   SEARCH HOME Math Central Quandaries & Queries  Question from Tracy, a student: Can you please help me with finding the area of a regular pentagon inscribed in a circle using the Pythagorean theorem.  The radius of the circle is 5 cm and each side AB = BC = CD = DE = EA = 6 cm.   Thank you so much!  Tracy Tracy, we have three responses for you...

Hi Tracy.

The area of a shape is always equal the sum of the area of all its parts. That means we can carve the pentagon into smaller shapes we can easily find the area of and add (or multiply). If we draw the radius to all the corners in green , the pentagon in blue and the circle in red, we get the diagram on the left.

I've also drawn a line from the center of the circle to the midpoint of each side of the pentagon. Because it is the midpoint, it meets the side in a right angle, so it forms congruent triangles. I think you can see that by symmetry, there are ten congruent right triangles here.

Now you can use the Pythagorean Theorem to find the height of the right triangle. Then use that to find the area of the right triangle. Finally, multiply by the number of congruent triangles in the pentagon.

Hope this helps,
Stephen La Rocque.

Hi Tracy,

The area of the regular pentagon will be the same as the sum of the areas of the five identical isosceles triangles you can form by drawing in the radii to the vertices of the pentagon.

Now you can see that you know the lengths of all three sides of each individual triangle.

Heron's Formula can be used to determine the area of the triangle when you know all three sides: where a, b, c are the sides and s=(1/2)(a+b+c)

You could also determine the size of the central angle (C) which is also the vertex angle of each triangle formed. and then use Area=(1/2)ab*sinC.

Just remember that after you find the area of one triangle, you must multiply by 5 to get the area of the entire pentagon.

This is just a couple of the ways in which this problem could be solved.

Hope this helps, Leeanne

Tracy,

The area is 1/2 base times altitude of the triangle that consists of one of the pentagon's sides and the radii to the two endpoints of that side.  You multiply that area by 5 for the area of the pentagon.  I suppose that you can use 6 as the length of the side, but the side really has length 10*sin (36 degrees), which equals about 5.8779.  The altitude (which is the distance from the centre of the pentagon to the side) is 5*cos (36 degrees), (which equals about 4.0451).  (If you use the Pythagorean theorem with a triangle whose sides are 5, 5, and 6, the altitude to the base is then 4 instead of the more exact 4.0451.  In fact, the triangle made up of half a side, altitude and radius is a 3-4-5 right triangle.)

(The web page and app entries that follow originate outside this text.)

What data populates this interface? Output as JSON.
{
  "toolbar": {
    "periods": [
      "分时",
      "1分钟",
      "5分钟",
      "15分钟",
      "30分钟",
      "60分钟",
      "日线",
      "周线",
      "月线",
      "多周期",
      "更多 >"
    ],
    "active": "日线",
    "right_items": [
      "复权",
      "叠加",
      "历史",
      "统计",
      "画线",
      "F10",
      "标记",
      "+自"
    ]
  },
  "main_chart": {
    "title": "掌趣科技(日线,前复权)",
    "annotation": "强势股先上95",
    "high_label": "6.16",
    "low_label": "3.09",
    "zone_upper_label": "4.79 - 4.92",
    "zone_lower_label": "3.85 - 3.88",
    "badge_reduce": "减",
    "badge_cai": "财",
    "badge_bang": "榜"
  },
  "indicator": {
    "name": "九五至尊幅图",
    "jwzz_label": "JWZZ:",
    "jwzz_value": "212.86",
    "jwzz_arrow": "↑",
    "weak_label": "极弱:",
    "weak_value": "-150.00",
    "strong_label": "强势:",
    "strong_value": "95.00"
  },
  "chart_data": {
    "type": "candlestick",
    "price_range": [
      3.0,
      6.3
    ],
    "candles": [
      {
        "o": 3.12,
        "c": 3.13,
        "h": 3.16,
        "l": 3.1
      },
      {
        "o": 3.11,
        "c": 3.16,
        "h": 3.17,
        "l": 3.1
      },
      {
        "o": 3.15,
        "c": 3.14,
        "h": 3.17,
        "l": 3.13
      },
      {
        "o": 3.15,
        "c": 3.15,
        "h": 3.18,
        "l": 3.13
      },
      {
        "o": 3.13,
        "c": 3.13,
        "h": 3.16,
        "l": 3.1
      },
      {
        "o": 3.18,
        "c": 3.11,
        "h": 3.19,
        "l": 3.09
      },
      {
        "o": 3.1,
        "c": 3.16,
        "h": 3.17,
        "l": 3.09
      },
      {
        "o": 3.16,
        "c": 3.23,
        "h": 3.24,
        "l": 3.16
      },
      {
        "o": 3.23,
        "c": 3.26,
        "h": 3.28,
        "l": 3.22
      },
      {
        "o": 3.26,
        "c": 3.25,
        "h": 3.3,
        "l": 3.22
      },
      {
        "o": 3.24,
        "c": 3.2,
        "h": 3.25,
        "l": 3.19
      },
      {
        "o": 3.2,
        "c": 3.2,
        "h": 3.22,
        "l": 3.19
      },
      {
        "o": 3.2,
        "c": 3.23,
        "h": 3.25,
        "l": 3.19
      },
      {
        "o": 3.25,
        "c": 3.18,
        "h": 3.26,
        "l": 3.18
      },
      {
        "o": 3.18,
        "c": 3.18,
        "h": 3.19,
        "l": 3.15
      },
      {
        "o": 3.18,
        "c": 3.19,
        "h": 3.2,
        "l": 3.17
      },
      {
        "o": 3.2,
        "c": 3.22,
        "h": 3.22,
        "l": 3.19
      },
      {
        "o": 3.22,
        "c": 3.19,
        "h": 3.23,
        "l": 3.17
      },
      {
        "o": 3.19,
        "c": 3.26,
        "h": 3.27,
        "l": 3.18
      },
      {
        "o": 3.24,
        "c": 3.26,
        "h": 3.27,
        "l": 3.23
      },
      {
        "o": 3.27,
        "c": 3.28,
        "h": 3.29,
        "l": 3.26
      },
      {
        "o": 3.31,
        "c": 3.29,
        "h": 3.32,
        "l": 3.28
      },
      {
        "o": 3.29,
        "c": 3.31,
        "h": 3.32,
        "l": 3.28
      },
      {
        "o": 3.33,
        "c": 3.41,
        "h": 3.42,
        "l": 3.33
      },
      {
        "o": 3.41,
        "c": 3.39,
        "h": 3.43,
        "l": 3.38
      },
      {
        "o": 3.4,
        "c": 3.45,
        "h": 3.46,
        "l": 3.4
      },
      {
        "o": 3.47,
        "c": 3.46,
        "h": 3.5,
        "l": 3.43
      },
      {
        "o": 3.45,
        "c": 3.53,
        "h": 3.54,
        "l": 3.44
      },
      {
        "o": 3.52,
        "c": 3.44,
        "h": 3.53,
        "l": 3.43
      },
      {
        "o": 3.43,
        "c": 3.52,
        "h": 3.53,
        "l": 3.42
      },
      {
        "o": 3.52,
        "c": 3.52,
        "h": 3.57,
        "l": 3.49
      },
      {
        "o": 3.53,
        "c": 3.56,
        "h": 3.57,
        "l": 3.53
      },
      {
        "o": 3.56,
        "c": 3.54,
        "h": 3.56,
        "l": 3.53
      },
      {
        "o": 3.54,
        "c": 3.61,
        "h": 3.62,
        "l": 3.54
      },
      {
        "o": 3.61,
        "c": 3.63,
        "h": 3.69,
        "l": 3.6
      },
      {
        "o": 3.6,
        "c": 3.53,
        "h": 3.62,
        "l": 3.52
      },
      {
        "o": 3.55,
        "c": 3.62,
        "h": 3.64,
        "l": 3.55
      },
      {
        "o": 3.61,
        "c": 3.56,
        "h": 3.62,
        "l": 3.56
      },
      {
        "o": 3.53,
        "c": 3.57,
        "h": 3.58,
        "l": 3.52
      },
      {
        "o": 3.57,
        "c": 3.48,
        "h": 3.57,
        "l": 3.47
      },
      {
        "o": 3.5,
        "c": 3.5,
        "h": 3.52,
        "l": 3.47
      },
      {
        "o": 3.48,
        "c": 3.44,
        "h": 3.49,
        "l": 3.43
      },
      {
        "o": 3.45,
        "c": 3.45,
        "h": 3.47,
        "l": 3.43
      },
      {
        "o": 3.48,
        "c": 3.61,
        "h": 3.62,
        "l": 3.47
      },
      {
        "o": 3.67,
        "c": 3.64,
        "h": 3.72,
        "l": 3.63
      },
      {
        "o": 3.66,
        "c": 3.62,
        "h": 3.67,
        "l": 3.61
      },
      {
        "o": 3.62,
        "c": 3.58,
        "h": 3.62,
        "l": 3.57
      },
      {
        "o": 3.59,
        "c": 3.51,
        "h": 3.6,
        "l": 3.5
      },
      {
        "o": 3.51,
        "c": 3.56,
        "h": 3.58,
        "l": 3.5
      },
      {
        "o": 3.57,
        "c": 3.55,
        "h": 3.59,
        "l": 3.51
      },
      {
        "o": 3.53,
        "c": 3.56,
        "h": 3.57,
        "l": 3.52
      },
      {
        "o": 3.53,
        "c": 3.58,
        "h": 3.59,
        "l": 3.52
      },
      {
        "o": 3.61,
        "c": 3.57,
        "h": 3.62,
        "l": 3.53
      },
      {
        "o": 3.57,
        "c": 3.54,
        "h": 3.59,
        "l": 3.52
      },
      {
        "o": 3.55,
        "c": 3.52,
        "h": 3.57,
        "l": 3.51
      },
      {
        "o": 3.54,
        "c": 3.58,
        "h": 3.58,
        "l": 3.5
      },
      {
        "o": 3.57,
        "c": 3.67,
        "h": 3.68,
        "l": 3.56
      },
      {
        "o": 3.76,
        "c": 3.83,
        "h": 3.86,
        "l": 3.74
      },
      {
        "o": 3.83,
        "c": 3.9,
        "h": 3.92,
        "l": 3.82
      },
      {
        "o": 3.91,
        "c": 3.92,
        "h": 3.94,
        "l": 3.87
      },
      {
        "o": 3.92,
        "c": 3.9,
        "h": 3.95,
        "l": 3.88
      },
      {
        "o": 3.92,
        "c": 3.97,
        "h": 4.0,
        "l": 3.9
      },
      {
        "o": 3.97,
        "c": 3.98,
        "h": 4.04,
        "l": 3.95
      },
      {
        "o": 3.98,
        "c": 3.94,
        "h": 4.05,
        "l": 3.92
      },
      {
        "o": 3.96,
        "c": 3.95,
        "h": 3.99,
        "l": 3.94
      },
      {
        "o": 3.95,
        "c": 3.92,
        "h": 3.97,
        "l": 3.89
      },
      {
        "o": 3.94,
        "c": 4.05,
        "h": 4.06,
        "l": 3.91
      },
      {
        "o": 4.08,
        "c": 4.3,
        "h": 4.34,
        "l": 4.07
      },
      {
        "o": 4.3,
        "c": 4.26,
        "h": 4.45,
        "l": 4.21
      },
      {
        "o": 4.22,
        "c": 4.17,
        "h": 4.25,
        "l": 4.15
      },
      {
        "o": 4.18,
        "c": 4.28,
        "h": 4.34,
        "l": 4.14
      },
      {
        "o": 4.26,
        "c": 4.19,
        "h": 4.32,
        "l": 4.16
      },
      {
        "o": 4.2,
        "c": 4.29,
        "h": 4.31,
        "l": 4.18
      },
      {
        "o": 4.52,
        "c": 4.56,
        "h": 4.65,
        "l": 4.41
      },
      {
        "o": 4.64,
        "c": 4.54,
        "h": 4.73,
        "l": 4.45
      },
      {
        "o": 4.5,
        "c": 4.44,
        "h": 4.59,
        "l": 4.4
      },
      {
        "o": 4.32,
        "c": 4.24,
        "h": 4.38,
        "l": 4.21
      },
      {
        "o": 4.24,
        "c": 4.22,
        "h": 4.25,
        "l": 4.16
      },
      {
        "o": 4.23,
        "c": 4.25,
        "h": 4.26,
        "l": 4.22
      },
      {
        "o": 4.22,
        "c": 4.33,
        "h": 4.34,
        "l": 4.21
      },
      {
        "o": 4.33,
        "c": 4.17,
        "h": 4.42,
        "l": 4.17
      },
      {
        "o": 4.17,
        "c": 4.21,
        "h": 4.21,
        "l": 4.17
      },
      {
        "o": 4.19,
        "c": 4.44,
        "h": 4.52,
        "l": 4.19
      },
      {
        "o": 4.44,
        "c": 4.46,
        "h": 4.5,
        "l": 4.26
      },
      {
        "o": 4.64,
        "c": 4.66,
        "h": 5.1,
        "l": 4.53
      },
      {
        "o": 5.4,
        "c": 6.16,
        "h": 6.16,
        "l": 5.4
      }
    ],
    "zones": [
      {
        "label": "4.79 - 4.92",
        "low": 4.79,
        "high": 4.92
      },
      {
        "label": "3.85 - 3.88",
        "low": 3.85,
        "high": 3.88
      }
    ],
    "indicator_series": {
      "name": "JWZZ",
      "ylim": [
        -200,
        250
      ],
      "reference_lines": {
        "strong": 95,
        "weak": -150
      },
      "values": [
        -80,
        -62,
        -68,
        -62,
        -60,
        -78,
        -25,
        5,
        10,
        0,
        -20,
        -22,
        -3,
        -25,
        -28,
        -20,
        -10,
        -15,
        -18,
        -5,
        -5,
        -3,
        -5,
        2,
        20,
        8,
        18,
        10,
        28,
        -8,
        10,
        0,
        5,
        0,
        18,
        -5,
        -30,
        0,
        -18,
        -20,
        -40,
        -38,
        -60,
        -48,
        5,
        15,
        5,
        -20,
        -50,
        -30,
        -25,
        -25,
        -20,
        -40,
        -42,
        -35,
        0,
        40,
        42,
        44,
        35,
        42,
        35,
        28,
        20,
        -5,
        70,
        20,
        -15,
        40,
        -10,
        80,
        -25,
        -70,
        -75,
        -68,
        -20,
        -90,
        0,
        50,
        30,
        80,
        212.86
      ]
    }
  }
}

Chris     Math Central is supported by the University of Regina and The Pacific Institute for the Mathematical Sciences.